-- Provided records follows --
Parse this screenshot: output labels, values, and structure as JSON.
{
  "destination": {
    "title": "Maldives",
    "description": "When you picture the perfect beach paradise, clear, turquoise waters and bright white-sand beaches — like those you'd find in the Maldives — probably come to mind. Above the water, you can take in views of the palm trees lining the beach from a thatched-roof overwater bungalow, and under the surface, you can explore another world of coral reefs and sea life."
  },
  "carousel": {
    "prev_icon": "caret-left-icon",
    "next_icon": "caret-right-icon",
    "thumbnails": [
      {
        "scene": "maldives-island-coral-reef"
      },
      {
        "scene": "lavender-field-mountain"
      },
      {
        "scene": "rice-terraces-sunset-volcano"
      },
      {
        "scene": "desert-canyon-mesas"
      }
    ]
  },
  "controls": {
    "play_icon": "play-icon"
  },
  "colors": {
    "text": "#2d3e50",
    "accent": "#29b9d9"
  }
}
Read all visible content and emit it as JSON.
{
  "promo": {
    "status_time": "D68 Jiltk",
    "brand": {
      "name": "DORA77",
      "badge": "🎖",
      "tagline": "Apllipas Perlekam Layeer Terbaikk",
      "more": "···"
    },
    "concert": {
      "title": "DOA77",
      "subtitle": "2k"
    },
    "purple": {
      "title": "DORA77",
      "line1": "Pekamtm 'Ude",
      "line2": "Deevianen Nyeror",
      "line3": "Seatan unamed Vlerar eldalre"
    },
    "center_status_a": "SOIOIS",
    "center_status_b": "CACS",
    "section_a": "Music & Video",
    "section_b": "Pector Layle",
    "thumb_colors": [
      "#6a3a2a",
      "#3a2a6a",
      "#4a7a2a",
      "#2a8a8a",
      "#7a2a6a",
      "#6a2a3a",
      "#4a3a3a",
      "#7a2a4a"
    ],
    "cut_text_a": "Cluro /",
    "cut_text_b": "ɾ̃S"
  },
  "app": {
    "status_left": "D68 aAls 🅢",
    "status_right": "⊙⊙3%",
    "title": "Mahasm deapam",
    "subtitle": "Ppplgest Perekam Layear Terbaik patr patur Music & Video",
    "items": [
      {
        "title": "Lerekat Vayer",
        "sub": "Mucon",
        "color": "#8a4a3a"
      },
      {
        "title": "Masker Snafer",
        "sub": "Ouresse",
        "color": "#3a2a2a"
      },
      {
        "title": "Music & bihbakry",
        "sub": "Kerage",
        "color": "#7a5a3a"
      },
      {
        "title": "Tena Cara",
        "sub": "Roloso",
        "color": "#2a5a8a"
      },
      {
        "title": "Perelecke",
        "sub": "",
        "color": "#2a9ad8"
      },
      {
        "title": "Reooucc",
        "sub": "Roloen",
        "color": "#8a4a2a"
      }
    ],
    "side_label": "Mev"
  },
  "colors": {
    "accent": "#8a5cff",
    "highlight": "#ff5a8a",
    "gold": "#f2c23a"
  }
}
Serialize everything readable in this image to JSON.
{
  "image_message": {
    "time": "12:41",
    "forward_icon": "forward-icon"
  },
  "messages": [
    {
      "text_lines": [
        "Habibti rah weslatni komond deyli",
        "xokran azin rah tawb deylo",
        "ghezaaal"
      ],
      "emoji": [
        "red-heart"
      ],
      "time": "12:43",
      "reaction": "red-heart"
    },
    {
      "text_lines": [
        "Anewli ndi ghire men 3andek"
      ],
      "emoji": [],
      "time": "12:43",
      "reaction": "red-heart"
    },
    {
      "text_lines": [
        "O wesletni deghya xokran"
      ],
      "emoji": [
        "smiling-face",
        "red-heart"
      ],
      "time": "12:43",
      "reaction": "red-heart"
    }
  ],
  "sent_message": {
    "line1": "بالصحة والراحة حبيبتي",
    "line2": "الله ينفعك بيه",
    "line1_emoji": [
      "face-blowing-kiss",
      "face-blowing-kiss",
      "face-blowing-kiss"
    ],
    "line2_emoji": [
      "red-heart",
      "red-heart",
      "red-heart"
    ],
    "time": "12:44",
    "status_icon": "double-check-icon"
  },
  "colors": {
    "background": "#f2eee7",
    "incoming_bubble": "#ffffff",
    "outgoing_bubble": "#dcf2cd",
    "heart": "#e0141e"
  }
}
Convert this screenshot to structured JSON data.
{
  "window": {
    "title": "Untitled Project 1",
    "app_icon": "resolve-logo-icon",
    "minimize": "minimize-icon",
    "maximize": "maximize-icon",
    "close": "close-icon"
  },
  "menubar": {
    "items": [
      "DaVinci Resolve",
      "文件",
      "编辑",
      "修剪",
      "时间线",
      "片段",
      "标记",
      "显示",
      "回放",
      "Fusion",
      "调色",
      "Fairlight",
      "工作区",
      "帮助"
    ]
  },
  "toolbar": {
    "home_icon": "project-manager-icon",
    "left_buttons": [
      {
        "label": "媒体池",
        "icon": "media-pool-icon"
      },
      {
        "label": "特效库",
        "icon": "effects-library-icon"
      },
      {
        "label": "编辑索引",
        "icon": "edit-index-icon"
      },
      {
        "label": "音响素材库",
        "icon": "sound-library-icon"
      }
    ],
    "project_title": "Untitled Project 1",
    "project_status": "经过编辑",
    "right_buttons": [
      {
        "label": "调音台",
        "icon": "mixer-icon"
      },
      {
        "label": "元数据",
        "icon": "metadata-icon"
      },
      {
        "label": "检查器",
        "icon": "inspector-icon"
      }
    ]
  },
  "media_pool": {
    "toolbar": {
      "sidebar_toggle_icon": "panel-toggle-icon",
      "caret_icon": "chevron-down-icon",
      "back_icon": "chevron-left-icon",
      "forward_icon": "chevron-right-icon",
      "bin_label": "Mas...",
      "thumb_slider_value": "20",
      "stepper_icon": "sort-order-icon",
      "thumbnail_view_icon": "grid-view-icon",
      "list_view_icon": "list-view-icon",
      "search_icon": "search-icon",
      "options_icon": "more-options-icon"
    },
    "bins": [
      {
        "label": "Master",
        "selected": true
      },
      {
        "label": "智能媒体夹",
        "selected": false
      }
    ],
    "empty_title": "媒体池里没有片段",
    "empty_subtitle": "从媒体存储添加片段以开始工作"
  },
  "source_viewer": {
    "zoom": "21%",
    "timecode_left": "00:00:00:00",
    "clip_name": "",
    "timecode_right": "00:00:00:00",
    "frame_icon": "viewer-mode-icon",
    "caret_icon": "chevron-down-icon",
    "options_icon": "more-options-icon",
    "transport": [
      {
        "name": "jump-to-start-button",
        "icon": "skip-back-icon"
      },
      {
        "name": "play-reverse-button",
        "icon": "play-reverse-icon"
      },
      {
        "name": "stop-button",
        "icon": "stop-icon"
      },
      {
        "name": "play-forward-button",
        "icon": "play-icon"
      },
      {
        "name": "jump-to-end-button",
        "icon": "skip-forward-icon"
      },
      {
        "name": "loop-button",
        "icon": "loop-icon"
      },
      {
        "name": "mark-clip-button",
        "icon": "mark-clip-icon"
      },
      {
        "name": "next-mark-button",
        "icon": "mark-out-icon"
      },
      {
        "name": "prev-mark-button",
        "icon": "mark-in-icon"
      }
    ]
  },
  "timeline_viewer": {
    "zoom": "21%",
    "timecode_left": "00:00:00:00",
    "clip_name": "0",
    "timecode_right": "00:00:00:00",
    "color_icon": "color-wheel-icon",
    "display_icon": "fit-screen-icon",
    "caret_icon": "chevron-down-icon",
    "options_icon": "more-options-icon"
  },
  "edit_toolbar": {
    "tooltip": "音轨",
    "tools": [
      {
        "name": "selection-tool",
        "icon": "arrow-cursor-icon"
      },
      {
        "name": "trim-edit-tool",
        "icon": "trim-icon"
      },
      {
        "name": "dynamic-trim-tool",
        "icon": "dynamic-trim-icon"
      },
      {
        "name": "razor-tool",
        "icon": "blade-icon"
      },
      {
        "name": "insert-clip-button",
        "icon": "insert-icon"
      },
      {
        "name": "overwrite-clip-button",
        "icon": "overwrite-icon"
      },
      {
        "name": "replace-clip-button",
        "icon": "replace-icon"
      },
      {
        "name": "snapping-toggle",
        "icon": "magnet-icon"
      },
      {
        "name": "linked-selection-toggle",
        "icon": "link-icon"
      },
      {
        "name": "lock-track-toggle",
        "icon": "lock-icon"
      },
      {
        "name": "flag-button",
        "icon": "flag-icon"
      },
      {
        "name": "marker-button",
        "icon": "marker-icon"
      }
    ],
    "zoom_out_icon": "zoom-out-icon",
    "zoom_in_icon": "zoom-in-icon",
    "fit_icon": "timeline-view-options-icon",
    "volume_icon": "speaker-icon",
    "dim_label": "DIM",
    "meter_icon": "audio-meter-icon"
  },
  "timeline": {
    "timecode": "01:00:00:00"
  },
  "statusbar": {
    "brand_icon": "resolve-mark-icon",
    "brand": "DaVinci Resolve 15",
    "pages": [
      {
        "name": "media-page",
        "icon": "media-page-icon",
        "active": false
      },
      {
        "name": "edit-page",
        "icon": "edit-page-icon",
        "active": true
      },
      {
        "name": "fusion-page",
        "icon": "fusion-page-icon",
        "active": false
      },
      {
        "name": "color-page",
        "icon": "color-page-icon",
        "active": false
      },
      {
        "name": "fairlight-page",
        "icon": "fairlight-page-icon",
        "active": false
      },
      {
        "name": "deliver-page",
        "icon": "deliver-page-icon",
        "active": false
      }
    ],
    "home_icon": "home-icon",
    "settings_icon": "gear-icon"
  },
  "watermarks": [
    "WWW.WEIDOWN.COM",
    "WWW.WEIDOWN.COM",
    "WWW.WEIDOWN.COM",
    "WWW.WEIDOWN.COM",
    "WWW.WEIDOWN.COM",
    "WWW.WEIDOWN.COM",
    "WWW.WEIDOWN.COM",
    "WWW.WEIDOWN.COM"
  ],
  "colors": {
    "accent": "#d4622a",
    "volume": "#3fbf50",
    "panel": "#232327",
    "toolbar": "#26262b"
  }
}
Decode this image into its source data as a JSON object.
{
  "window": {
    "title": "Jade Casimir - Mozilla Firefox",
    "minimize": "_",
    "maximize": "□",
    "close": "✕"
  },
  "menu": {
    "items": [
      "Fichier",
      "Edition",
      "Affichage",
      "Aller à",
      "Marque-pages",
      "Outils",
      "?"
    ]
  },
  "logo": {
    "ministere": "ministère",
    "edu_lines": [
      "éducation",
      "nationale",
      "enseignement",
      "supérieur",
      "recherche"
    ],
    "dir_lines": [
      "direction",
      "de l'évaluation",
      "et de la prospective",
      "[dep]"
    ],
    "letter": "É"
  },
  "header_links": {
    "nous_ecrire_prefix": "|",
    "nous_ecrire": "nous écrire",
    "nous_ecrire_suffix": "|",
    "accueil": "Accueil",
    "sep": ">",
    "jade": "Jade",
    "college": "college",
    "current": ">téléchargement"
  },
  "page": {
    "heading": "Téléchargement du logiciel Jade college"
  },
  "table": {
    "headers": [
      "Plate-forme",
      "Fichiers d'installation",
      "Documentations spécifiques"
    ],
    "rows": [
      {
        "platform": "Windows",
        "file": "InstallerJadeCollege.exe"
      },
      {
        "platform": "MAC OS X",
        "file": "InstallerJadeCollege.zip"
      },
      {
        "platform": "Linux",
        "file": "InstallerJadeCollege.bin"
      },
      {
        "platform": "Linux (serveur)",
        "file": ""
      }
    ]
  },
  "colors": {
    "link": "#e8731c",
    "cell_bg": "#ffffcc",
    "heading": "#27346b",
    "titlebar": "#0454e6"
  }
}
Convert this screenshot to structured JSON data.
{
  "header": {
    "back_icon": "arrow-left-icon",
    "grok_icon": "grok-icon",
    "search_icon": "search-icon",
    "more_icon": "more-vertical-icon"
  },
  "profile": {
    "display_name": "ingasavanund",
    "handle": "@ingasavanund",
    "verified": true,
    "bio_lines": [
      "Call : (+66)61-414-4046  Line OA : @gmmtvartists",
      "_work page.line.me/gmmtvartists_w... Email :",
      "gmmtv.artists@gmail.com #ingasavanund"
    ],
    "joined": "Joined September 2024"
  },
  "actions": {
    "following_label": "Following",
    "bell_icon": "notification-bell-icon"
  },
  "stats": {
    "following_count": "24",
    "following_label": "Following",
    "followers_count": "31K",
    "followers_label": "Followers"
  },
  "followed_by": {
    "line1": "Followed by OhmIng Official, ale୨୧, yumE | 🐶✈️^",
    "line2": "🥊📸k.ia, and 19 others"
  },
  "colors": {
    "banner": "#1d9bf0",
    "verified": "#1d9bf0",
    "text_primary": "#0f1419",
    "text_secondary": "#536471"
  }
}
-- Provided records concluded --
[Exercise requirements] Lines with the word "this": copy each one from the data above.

[Task answer]
Parse this screenshot: output labels, values, and structure as JSON.
Serialize everything readable in this image to JSON.
Convert this screenshot to structured JSON data.
Decode this image into its source data as a JSON object.
Convert this screenshot to structured JSON data.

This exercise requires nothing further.